Aims to both preserve this unintentional archive as it was before Manuel’s Tavern underwent renovations in 2015 and provide a platform through which one might learn more about the individual items in this archive and even contribute to the knowledge about them. This project is the result of a collaboration via the Atlanta Studies Network, Emory University’s Center for Digital Scholarship, Georgia State University’s Center for Excellence in Teaching and Learning and University Library, with additional contributions from the Savannah College of Art & Design in Atlanta and the Center for Public History at the University of West Georgia. While some archives are carefully curated by experts with clear intentions and institutional resources supporting their creation, other archives are unintentional and organic collections of materials that have gathered in a corner of a city like driftwood on the beach. One such example of the later type of archive are the walls of Manuel’s Tavern, which over the past half century have slowly evolved into a record of the local established political left that inhabited that space; where a generation of cops, soldiers, and politicians—who believed in a more representative democracy—gathered to eat pork chops in a neighborhood occupied by immigrants, hippies, and punks. And to this day neighbors still treat it like an extra living room, where they come to watch elections or play chess. The project has received both local coverage (Atlanta Journal-Constitution, WABE, Creative Loafing, ArtsATL) as well as national coverage (New York Times). Note: All photographs, videos, and other materials hosted on this site are licensed CC BY NC.

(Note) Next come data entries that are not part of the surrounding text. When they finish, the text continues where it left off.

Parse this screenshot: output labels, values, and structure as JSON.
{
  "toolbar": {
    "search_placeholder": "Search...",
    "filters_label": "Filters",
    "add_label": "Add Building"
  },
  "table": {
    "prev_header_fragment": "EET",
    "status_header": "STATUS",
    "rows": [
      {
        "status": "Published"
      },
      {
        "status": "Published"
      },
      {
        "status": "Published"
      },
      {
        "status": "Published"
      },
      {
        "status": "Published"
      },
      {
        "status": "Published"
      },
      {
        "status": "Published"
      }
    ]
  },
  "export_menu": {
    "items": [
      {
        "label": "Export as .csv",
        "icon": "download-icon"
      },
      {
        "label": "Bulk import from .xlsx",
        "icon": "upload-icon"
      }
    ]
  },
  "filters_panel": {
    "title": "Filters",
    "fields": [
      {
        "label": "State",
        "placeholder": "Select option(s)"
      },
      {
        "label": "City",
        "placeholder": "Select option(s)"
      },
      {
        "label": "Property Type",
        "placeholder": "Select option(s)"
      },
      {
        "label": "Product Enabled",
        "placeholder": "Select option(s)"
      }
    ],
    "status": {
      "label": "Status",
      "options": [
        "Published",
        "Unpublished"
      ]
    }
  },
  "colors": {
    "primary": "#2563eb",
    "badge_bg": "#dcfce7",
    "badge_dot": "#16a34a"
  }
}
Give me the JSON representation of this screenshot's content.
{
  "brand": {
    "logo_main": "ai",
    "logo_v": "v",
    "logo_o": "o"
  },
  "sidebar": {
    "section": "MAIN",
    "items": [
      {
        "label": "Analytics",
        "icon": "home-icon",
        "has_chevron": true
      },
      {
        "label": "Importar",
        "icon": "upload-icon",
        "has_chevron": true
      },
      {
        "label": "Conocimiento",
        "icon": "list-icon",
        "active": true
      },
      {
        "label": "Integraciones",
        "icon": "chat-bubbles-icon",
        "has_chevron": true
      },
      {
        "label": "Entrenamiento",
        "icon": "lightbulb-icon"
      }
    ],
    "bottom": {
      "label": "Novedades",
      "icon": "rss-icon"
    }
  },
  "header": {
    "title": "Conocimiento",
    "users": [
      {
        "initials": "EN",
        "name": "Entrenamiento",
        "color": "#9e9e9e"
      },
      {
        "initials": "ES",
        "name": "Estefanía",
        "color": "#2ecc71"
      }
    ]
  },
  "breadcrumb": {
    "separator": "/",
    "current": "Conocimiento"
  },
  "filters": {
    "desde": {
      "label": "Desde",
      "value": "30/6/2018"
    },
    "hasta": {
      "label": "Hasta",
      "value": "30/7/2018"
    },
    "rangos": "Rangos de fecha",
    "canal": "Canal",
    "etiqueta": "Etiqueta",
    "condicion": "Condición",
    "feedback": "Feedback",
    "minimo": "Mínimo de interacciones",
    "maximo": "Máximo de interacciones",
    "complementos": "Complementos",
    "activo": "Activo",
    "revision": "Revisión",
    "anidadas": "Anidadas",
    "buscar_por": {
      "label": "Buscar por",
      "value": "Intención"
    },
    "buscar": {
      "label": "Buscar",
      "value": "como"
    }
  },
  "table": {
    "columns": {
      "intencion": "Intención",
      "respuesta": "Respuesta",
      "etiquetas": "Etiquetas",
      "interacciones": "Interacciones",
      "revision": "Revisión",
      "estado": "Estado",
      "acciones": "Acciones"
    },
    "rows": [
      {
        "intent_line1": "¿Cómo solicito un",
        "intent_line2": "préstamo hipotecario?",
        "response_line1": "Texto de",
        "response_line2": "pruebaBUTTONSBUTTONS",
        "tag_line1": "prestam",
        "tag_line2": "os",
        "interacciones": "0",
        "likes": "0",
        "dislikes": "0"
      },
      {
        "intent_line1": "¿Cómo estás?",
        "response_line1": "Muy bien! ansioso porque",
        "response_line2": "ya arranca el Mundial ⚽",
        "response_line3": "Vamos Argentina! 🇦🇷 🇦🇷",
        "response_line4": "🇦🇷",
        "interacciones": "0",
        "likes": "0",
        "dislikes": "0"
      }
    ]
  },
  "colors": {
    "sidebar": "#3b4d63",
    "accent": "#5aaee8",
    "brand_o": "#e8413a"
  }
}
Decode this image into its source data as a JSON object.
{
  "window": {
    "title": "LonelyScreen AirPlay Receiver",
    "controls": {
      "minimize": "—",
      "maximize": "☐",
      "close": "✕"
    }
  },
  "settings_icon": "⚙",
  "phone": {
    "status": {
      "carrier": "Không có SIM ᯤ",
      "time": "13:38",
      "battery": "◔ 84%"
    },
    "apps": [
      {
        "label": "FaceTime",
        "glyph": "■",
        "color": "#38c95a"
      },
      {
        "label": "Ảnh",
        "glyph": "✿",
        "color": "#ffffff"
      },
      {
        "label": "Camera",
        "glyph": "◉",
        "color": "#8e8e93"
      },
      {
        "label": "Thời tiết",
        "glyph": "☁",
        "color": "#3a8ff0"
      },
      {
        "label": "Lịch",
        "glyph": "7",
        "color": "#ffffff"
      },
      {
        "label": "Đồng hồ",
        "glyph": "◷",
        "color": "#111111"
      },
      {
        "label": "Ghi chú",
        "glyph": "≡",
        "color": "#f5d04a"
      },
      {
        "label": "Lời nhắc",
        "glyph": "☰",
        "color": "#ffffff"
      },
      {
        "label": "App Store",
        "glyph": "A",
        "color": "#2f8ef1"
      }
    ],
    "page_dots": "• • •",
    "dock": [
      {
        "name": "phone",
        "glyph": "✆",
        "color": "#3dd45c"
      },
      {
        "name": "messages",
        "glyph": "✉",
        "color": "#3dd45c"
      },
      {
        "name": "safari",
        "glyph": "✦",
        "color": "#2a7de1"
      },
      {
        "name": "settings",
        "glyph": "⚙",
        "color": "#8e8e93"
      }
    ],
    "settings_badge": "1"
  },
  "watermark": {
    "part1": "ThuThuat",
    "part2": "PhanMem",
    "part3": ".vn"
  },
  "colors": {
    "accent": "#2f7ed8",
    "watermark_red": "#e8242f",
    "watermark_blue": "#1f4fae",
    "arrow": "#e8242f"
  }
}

Collaboration via the Atlanta Studies Network, including students, faculty, and staff from Georgia State University’s Center for Excellence in Teaching and Learning and University Library and Emory University's Center for Digital Scholarship, with additional contributions from the Savannah College of Art & Design in Atlanta, Center for Public History at the University of West Georgia, and others listed at http://unpackingmanuels.com/credits